> _Required action_: Repeat all the data that appears below, keeping it exact.

> _Data supplied_:
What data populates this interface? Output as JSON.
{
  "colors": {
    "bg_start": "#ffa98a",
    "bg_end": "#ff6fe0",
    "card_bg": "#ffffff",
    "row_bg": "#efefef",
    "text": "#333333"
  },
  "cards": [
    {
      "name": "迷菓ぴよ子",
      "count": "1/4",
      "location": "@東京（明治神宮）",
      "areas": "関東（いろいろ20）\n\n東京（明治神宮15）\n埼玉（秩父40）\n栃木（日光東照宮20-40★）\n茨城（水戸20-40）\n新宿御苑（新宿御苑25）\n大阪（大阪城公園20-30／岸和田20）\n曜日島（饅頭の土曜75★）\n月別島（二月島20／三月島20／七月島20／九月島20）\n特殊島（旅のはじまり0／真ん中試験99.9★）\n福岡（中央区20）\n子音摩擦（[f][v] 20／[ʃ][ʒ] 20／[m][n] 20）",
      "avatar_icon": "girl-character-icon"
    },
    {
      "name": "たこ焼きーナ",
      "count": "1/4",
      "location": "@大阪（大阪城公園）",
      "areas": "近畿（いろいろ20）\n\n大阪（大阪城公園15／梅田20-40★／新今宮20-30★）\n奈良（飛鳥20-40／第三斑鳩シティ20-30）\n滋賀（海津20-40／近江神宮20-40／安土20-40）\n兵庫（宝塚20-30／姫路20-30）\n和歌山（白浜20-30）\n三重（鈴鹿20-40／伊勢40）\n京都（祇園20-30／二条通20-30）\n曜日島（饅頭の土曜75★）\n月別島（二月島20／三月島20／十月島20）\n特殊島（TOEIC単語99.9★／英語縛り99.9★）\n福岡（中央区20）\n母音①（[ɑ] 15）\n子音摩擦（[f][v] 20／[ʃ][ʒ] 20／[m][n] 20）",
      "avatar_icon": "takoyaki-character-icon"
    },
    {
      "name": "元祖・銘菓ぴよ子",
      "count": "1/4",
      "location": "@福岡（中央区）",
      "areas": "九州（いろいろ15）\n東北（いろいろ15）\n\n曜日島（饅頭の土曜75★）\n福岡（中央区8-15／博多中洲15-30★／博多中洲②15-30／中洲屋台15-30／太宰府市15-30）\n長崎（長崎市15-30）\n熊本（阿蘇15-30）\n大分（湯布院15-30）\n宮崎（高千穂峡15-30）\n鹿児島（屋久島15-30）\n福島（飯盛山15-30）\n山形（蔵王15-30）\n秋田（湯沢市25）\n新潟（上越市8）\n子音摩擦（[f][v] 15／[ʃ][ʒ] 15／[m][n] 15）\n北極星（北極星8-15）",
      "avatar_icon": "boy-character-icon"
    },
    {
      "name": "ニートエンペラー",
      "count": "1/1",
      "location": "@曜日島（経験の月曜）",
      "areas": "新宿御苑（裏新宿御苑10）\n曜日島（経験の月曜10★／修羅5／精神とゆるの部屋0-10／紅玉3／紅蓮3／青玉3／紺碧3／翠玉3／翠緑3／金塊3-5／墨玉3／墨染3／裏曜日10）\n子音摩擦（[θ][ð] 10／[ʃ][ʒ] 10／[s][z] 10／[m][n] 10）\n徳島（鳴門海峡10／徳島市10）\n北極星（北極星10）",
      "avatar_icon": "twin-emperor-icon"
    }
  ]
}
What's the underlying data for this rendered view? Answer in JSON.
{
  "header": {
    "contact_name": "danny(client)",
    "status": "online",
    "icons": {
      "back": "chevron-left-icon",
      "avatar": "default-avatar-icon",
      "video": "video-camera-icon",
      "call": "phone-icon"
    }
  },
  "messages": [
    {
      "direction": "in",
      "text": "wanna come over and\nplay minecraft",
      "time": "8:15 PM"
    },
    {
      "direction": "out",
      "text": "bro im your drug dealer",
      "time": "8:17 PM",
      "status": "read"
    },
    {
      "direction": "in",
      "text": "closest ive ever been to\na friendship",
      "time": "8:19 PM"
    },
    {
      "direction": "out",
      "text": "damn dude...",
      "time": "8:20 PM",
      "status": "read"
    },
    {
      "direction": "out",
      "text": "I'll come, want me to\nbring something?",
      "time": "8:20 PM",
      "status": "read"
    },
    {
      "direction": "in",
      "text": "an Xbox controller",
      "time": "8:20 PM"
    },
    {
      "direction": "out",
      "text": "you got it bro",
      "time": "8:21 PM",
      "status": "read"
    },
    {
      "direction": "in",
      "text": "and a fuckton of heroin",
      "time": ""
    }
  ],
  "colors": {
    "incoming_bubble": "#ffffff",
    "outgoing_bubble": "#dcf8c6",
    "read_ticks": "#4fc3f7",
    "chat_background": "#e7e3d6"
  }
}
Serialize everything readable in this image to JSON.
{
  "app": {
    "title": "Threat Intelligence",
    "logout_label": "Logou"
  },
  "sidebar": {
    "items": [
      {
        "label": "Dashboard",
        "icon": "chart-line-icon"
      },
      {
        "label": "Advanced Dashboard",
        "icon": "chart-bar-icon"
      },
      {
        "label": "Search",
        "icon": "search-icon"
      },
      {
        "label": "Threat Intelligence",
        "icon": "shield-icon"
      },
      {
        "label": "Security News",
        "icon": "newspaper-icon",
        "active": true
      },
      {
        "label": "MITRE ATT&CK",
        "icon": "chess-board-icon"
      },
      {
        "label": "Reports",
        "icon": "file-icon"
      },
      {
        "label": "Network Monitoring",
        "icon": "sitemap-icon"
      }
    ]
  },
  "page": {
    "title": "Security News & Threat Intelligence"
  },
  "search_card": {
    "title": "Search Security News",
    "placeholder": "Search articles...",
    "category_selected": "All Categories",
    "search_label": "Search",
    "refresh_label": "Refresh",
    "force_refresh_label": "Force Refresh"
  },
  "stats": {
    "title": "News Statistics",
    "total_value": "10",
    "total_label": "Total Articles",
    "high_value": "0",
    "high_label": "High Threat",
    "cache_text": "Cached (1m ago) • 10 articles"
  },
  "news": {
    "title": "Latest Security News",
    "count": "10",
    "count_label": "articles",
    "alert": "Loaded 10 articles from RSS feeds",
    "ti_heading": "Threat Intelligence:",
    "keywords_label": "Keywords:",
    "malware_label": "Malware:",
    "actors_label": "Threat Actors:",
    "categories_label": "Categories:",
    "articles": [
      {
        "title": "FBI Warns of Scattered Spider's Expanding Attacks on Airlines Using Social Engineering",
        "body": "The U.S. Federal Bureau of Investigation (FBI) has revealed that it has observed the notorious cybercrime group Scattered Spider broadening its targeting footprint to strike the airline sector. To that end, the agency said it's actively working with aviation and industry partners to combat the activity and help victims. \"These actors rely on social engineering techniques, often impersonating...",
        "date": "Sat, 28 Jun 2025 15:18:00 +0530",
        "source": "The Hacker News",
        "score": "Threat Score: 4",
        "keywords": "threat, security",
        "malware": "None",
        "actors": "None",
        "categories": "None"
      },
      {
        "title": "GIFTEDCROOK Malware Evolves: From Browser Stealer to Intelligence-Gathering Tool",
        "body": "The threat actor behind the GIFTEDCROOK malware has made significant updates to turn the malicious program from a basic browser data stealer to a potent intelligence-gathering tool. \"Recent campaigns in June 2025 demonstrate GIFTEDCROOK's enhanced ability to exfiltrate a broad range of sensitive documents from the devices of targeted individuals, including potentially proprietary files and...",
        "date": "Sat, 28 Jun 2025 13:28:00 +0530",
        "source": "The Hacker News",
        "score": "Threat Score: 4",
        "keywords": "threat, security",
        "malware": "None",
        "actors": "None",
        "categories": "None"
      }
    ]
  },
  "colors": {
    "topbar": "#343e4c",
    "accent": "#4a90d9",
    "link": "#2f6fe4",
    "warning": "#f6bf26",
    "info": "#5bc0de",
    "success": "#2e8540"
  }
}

> _Task result_:
What data populates this interface? Output as JSON.
{
  "colors": {
    "bg_start": "#ffa98a",
    "bg_end": "#ff6fe0",
    "card_bg": "#ffffff",
    "row_bg": "#efefef",
    "text": "#333333"
  },
  "cards": [
    {
      "name": "迷菓ぴよ子",
      "count": "1/4",
      "location": "@東京（明治神宮）",
      "areas": "関東（いろいろ20）\n\n東京（明治神宮15）\n埼玉（秩父40）\n栃木（日光東照宮20-40★）\n茨城（水戸20-40）\n新宿御苑（新宿御苑25）\n大阪（大阪城公園20-30／岸和田20）\n曜日島（饅頭の土曜75★）\n月別島（二月島20／三月島20／七月島20／九月島20）\n特殊島（旅のはじまり0／真ん中試験99.9★）\n福岡（中央区20）\n子音摩擦（[f][v] 20／[ʃ][ʒ] 20／[m][n] 20）",
      "avatar_icon": "girl-character-icon"
    },
    {
      "name": "たこ焼きーナ",
      "count": "1/4",
      "location": "@大阪（大阪城公園）",
      "areas": "近畿（いろいろ20）\n\n大阪（大阪城公園15／梅田20-40★／新今宮20-30★）\n奈良（飛鳥20-40／第三斑鳩シティ20-30）\n滋賀（海津20-40／近江神宮20-40／安土20-40）\n兵庫（宝塚20-30／姫路20-30）\n和歌山（白浜20-30）\n三重（鈴鹿20-40／伊勢40）\n京都（祇園20-30／二条通20-30）\n曜日島（饅頭の土曜75★）\n月別島（二月島20／三月島20／十月島20）\n特殊島（TOEIC単語99.9★／英語縛り99.9★）\n福岡（中央区20）\n母音①（[ɑ] 15）\n子音摩擦（[f][v] 20／[ʃ][ʒ] 20／[m][n] 20）",
      "avatar_icon": "takoyaki-character-icon"
    },
    {
      "name": "元祖・銘菓ぴよ子",
      "count": "1/4",
      "location": "@福岡（中央区）",
      "areas": "九州（いろいろ15）\n東北（いろいろ15）\n\n曜日島（饅頭の土曜75★）\n福岡（中央区8-15／博多中洲15-30★／博多中洲②15-30／中洲屋台15-30／太宰府市15-30）\n長崎（長崎市15-30）\n熊本（阿蘇15-30）\n大分（湯布院15-30）\n宮崎（高千穂峡15-30）\n鹿児島（屋久島15-30）\n福島（飯盛山15-30）\n山形（蔵王15-30）\n秋田（湯沢市25）\n新潟（上越市8）\n子音摩擦（[f][v] 15／[ʃ][ʒ] 15／[m][n] 15）\n北極星（北極星8-15）",
      "avatar_icon": "boy-character-icon"
    },
    {
      "name": "ニートエンペラー",
      "count": "1/1",
      "location": "@曜日島（経験の月曜）",
      "areas": "新宿御苑（裏新宿御苑10）\n曜日島（経験の月曜10★／修羅5／精神とゆるの部屋0-10／紅玉3／紅蓮3／青玉3／紺碧3／翠玉3／翠緑3／金塊3-5／墨玉3／墨染3／裏曜日10）\n子音摩擦（[θ][ð] 10／[ʃ][ʒ] 10／[s][z] 10／[m][n] 10）\n徳島（鳴門海峡10／徳島市10）\n北極星（北極星10）",
      "avatar_icon": "twin-emperor-icon"
    }
  ]
}
What's the underlying data for this rendered view? Answer in JSON.
{
  "header": {
    "contact_name": "danny(client)",
    "status": "online",
    "icons": {
      "back": "chevron-left-icon",
      "avatar": "default-avatar-icon",
      "video": "video-camera-icon",
      "call": "phone-icon"
    }
  },
  "messages": [
    {
      "direction": "in",
      "text": "wanna come over and\nplay minecraft",
      "time": "8:15 PM"
    },
    {
      "direction": "out",
      "text": "bro im your drug dealer",
      "time": "8:17 PM",
      "status": "read"
    },
    {
      "direction": "in",
      "text": "closest ive ever been to\na friendship",
      "time": "8:19 PM"
    },
    {
      "direction": "out",
      "text": "damn dude...",
      "time": "8:20 PM",
      "status": "read"
    },
    {
      "direction": "out",
      "text": "I'll come, want me to\nbring something?",
      "time": "8:20 PM",
      "status": "read"
    },
    {
      "direction": "in",
      "text": "an Xbox controller",
      "time": "8:20 PM"
    },
    {
      "direction": "out",
      "text": "you got it bro",
      "time": "8:21 PM",
      "status": "read"
    },
    {
      "direction": "in",
      "text": "and a fuckton of heroin",
      "time": ""
    }
  ],
  "colors": {
    "incoming_bubble": "#ffffff",
    "outgoing_bubble": "#dcf8c6",
    "read_ticks": "#4fc3f7",
    "chat_background": "#e7e3d6"
  }
}
Serialize everything readable in this image to JSON.
{
  "app": {
    "title": "Threat Intelligence",
    "logout_label": "Logou"
  },
  "sidebar": {
    "items": [
      {
        "label": "Dashboard",
        "icon": "chart-line-icon"
      },
      {
        "label": "Advanced Dashboard",
        "icon": "chart-bar-icon"
      },
      {
        "label": "Search",
        "icon": "search-icon"
      },
      {
        "label": "Threat Intelligence",
        "icon": "shield-icon"
      },
      {
        "label": "Security News",
        "icon": "newspaper-icon",
        "active": true
      },
      {
        "label": "MITRE ATT&CK",
        "icon": "chess-board-icon"
      },
      {
        "label": "Reports",
        "icon": "file-icon"
      },
      {
        "label": "Network Monitoring",
        "icon": "sitemap-icon"
      }
    ]
  },
  "page": {
    "title": "Security News & Threat Intelligence"
  },
  "search_card": {
    "title": "Search Security News",
    "placeholder": "Search articles...",
    "category_selected": "All Categories",
    "search_label": "Search",
    "refresh_label": "Refresh",
    "force_refresh_label": "Force Refresh"
  },
  "stats": {
    "title": "News Statistics",
    "total_value": "10",
    "total_label": "Total Articles",
    "high_value": "0",
    "high_label": "High Threat",
    "cache_text": "Cached (1m ago) • 10 articles"
  },
  "news": {
    "title": "Latest Security News",
    "count": "10",
    "count_label": "articles",
    "alert": "Loaded 10 articles from RSS feeds",
    "ti_heading": "Threat Intelligence:",
    "keywords_label": "Keywords:",
    "malware_label": "Malware:",
    "actors_label": "Threat Actors:",
    "categories_label": "Categories:",
    "articles": [
      {
        "title": "FBI Warns of Scattered Spider's Expanding Attacks on Airlines Using Social Engineering",
        "body": "The U.S. Federal Bureau of Investigation (FBI) has revealed that it has observed the notorious cybercrime group Scattered Spider broadening its targeting footprint to strike the airline sector. To that end, the agency said it's actively working with aviation and industry partners to combat the activity and help victims. \"These actors rely on social engineering techniques, often impersonating...",
        "date": "Sat, 28 Jun 2025 15:18:00 +0530",
        "source": "The Hacker News",
        "score": "Threat Score: 4",
        "keywords": "threat, security",
        "malware": "None",
        "actors": "None",
        "categories": "None"
      },
      {
        "title": "GIFTEDCROOK Malware Evolves: From Browser Stealer to Intelligence-Gathering Tool",
        "body": "The threat actor behind the GIFTEDCROOK malware has made significant updates to turn the malicious program from a basic browser data stealer to a potent intelligence-gathering tool. \"Recent campaigns in June 2025 demonstrate GIFTEDCROOK's enhanced ability to exfiltrate a broad range of sensitive documents from the devices of targeted individuals, including potentially proprietary files and...",
        "date": "Sat, 28 Jun 2025 13:28:00 +0530",
        "source": "The Hacker News",
        "score": "Threat Score: 4",
        "keywords": "threat, security",
        "malware": "None",
        "actors": "None",
        "categories": "None"
      }
    ]
  },
  "colors": {
    "topbar": "#343e4c",
    "accent": "#4a90d9",
    "link": "#2f6fe4",
    "warning": "#f6bf26",
    "info": "#5bc0de",
    "success": "#2e8540"
  }
}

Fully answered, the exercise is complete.